Ardmore High School students received inspiration Friday from someone who used to sit where they do.
Judge David Lewis, presiding judge for the Oklahoma Criminal Court of Appeals, is a 1976 AHS graduate, the first class that attended school in the current building.
“It was a pleasure being back in my hometown, telling them about dreams, commitment and sacrifice,” Lewis said. “There are beautiful, bright young people here.”
He is the first African-American to serve on the court, as well as the first African-American to be the vice presiding judge and presiding judge.
Lewis spoke to the students about what he referred to as DCS – dream, commitment and sacrifice.
“My encouragement to you is that you can do anything,” he said, as he related stories about growing up on O Street and being the first in his family to be a lawyer.
He read the three letters he received after taking the Oklahoma Bar Exam, the first two saying he didn’t pass and the latter finally passing the exam.
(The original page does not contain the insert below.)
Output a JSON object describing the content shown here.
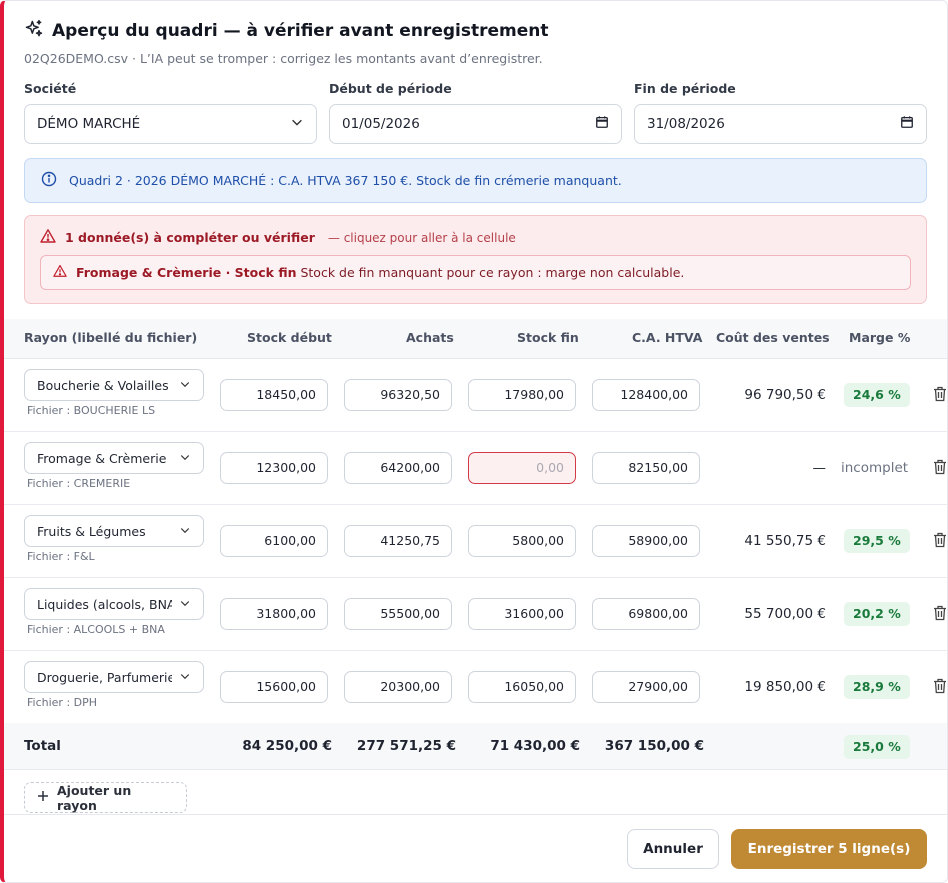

“I could have quit after the first letter,” Lewis said. “If I had quit, I wouldn’t be on the state’s high court and wouldn’t be doing the things I’m doing today.”
Students found the speech inspiring, and many crowded around afterwards to ask the judge more questions.
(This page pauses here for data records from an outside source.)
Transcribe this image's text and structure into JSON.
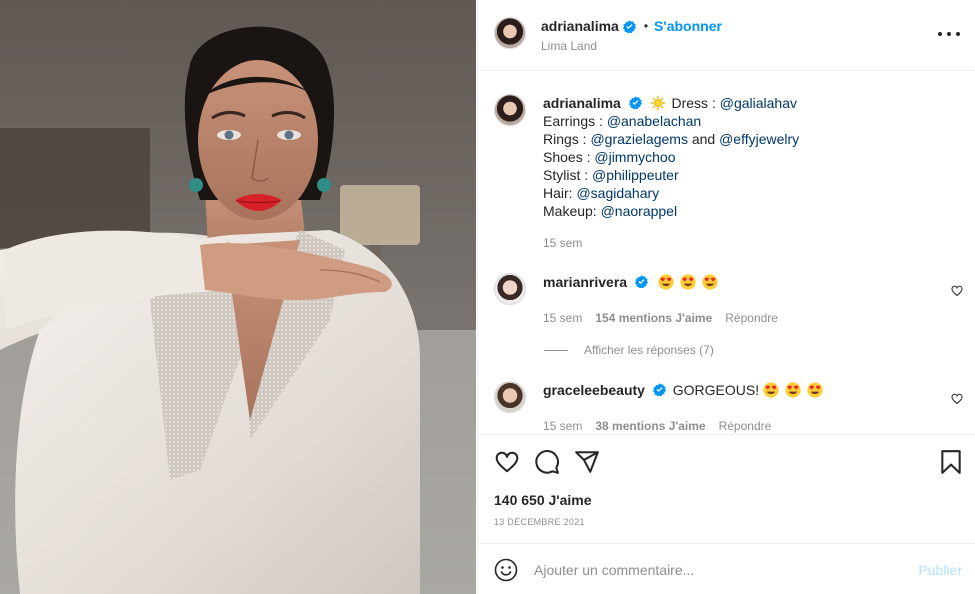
{
  "post_author": {
    "username": "adrianalima",
    "follow_label": "S'abonner",
    "separator": "•",
    "location": "Lima Land"
  },
  "caption": {
    "username": "adrianalima",
    "lines": [
      {
        "label": "Dress : ",
        "mention": "@galialahav"
      },
      {
        "label": "Earrings : ",
        "mention": "@anabelachan"
      },
      {
        "label": "Rings : ",
        "mention": "@grazielagems",
        "joiner": " and ",
        "mention2": "@effyjewelry"
      },
      {
        "label": "Shoes : ",
        "mention": "@jimmychoo"
      },
      {
        "label": "Stylist : ",
        "mention": "@philippeuter"
      },
      {
        "label": "Hair: ",
        "mention": "@sagidahary"
      },
      {
        "label": "Makeup: ",
        "mention": "@naorappel"
      }
    ],
    "time": "15 sem"
  },
  "comments": [
    {
      "username": "marianrivera",
      "text": "",
      "emoji": "heart-eyes-emoji x3",
      "time": "15 sem",
      "likes": "154 mentions J'aime",
      "reply": "Répondre",
      "view_replies": "Afficher les réponses (7)"
    },
    {
      "username": "graceleebeauty",
      "text": "GORGEOUS!",
      "emoji": "heart-eyes-emoji x3",
      "time": "15 sem",
      "likes": "38 mentions J'aime",
      "reply": "Répondre"
    }
  ],
  "actions": {
    "likes_count": "140 650 J'aime",
    "date": "13 DÉCEMBRE 2021"
  },
  "composer": {
    "placeholder": "Ajouter un commentaire...",
    "publish_label": "Publier"
  },
  "colors": {
    "accent": "#0095f6",
    "mention": "#00376b",
    "secondary_text": "#8e8e8e",
    "publish_disabled": "#b2dffc",
    "verified": "#0095f6",
    "lipstick": "#d7212a"
  },
  "icons": [
    "more-options-icon",
    "verified-badge-icon",
    "sun-emoji",
    "heart-eyes-emoji",
    "comment-like-heart-icon",
    "like-icon",
    "comment-icon",
    "share-icon",
    "save-bookmark-icon",
    "emoji-smile-icon"
  ]
}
When asked about his inspiration, Lewis referenced his family, teachers and community in Ardmore.
“I was a pitcher of water. I had so much in me, but they kept pouring more in until I ran over,” he said.
Junior Rhyhiem Gaines works at the HFV Wilson Community Center and was inspired by Lewis’ persistence.
“It made me feel like I can better myself and inspire the kids at my workplace,” Gaines said.
Senior Tien Nguyen plans to study environmental engineering at the University of Oklahoma. To prepare, he has taken Advance Placement Chemistry and AP Literature.
“I will need lots of science, but the judge said if you stick to it and try your best, anything is possible,” Nguyen said.
Senior Fredrick Johnson said he plans to be a chef or music producer. He has already figured out what to say to the naysayers.
“One day it might be my song they are listening to or my food they are eating,” he said. “It felt good to see someone pursue his dreams and not quit.”